have wait lists. Enrollees have come from as far away as Thailand. It has created webinars and a cannabis speaker series
, and even the school's farm extension
provides original plant research about hemp.
Dr. Kalev Freeman,
an emergency room physician, and Monique McHenry,
a botanist, helped create these courses to address several needs. Freeman said he's seen too many people taken off ambulances after overdosing on opioids, and he hopes to offer information about a "safer alternative to the public." McHenry wanted to find a topic attractive to "young minds to get them interested in science."
Their classes focus on basic science, the drug's physiology, molecular biology and chemistry. The professional training also drills down on practical issues like effective dosing, delivery methods and drug interactions.
"The more we can do to focus on getting evidence-based facts out to more medical professionals and the public, the more we will have a real success," McHenry said.

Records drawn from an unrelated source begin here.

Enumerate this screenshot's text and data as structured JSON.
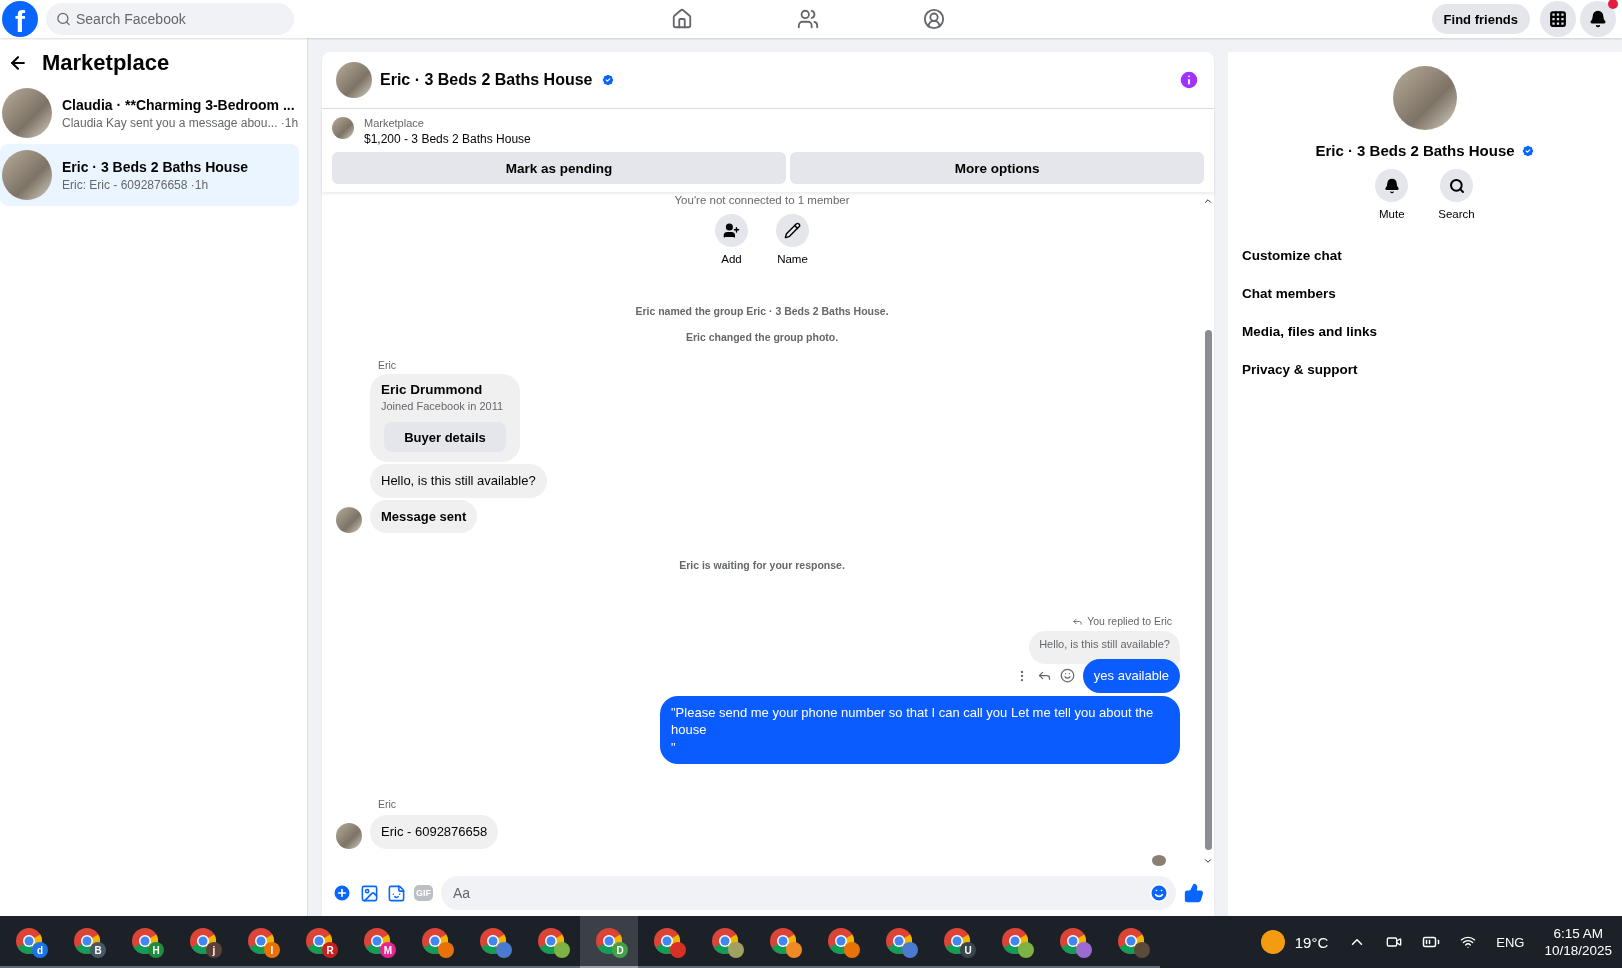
{
  "topbar": {
    "logo": "f",
    "search": {
      "placeholder": "Search Facebook"
    },
    "find_friends": "Find friends"
  },
  "sidebar": {
    "title": "Marketplace",
    "conversations": [
      {
        "title": "Claudia · **Charming 3-Bedroom ...",
        "preview": "Claudia Kay sent you a message abou...",
        "time": "·1h",
        "selected": false
      },
      {
        "title": "Eric · 3 Beds 2 Baths House",
        "preview": "Eric: Eric - 6092876658",
        "time": "·1h",
        "selected": true
      }
    ]
  },
  "chat": {
    "title": "Eric · 3 Beds 2 Baths House",
    "verified": true,
    "listing": {
      "label": "Marketplace",
      "title": "$1,200 - 3 Beds 2 Baths House"
    },
    "actions": [
      "Mark as pending",
      "More options"
    ],
    "notice": "You're not connected to 1 member",
    "group_actions": [
      {
        "label": "Add",
        "kind": "add"
      },
      {
        "label": "Name",
        "kind": "name"
      }
    ],
    "messages": [
      {
        "kind": "event",
        "text": "Eric named the group Eric · 3 Beds 2 Baths House."
      },
      {
        "kind": "event",
        "text": "Eric changed the group photo."
      },
      {
        "kind": "sender",
        "text": "Eric"
      },
      {
        "kind": "profile_card",
        "name": "Eric Drummond",
        "subtitle": "Joined Facebook in 2011",
        "button": "Buyer details"
      },
      {
        "kind": "incoming",
        "text": "Hello, is this still available?",
        "bold": false,
        "avatar": false
      },
      {
        "kind": "incoming",
        "text": "Message sent",
        "bold": true,
        "avatar": true
      },
      {
        "kind": "event",
        "text": "Eric is waiting for your response."
      },
      {
        "kind": "reply_label",
        "text": "You replied to Eric"
      },
      {
        "kind": "quoted",
        "text": "Hello, is this still available?"
      },
      {
        "kind": "outgoing",
        "text": "yes available",
        "hover_actions": true
      },
      {
        "kind": "outgoing",
        "text": "\"Please send me your phone number so that I can call you Let me tell you about the house\n\"",
        "hover_actions": false
      },
      {
        "kind": "sender",
        "text": "Eric"
      },
      {
        "kind": "incoming",
        "text": "Eric - 6092876658",
        "bold": false,
        "avatar": true
      }
    ],
    "composer": {
      "gif": "GIF",
      "placeholder": "Aa"
    }
  },
  "details": {
    "title": "Eric · 3 Beds 2 Baths House",
    "verified": true,
    "actions": [
      {
        "label": "Mute",
        "kind": "mute"
      },
      {
        "label": "Search",
        "kind": "search"
      }
    ],
    "menu": [
      "Customize chat",
      "Chat members",
      "Media, files and links",
      "Privacy & support"
    ]
  },
  "taskbar": {
    "apps": [
      {
        "letter": "d",
        "color": "#1a73e8",
        "selected": false
      },
      {
        "letter": "B",
        "color": "#455a64",
        "selected": false
      },
      {
        "letter": "H",
        "color": "#1e8e3e",
        "selected": false
      },
      {
        "letter": "j",
        "color": "#5d4037",
        "selected": false
      },
      {
        "letter": "I",
        "color": "#e8710a",
        "selected": false
      },
      {
        "letter": "R",
        "color": "#c5221f",
        "selected": false
      },
      {
        "letter": "M",
        "color": "#e52592",
        "selected": false
      },
      {
        "color": "#e8710a",
        "selected": false
      },
      {
        "color": "#4a7bd0",
        "selected": false
      },
      {
        "color": "#7cb342",
        "selected": false
      },
      {
        "letter": "D",
        "color": "#43a047",
        "selected": true
      },
      {
        "color": "#d93025",
        "selected": false
      },
      {
        "color": "#a0a060",
        "selected": false
      },
      {
        "color": "#f08a24",
        "selected": false
      },
      {
        "color": "#e8710a",
        "selected": false
      },
      {
        "color": "#4a7bd0",
        "selected": false
      },
      {
        "letter": "U",
        "color": "#37474f",
        "selected": false
      },
      {
        "color": "#7cb342",
        "selected": false
      },
      {
        "color": "#9c6ad0",
        "selected": false
      },
      {
        "color": "#5a4a3a",
        "selected": false
      }
    ],
    "weather": "19°C",
    "language": "ENG",
    "time": "6:15 AM",
    "date": "10/18/2025"
  }
}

Freeman agreed: "It's a disservice to the public if professionals aren't equipped with this knowledge."
The bud business
students in Paul Seaborn'
s Business of Marijuana class learn
at the University of Denver are in demand, and other professors have noticed. He's gotten calls from all over the world, asking how the class works.
"People want to learn from the Colorado experience," Seaborn said. "It's been fascinating to learn the pros and cons of the business in real time as state and federal laws evolve."
Understanding the rules of the game is key, since those rules create a "unique set of challenges," Seaborn said. His students learn about marijuana law and history, and they tackle its complicated finances, accounting, marketing and management.
The university's location presents unique opportunities because so many market pioneers live in the neighborhood and are happy to be guest speakers. Colorado was the first to legalize recreational adult marijuana use, so the industry bloomed there, creating more than 18,000 full-time jobs and generating $2.4 billion in economic activity, according to a study of the market in 2015.
"It's a rare thing to have an industry start from square one in your lifetime and grow so quickly right around you," Seaborn said. From his most recent class of 27, three or four students immediately went to work in the industry, and others will probably soon follow.
"There is certainly caution over an industry like this, especially with the federal legality in question, and there is still ongoing discussion and careful thought about how this works, but we want our graduates to come at this from an informed perspective," he said. "The industry is not going to wait."
Packer, the Los Angeles marijuana czar, would agree. "We're in a real moment of transition," she said. "These conversations about marijuana are incredibly complex. I found I can't have a conversation about the law without talking about health and social justice issues and enforcement issues."
It sounds like the perfect material for more college classes.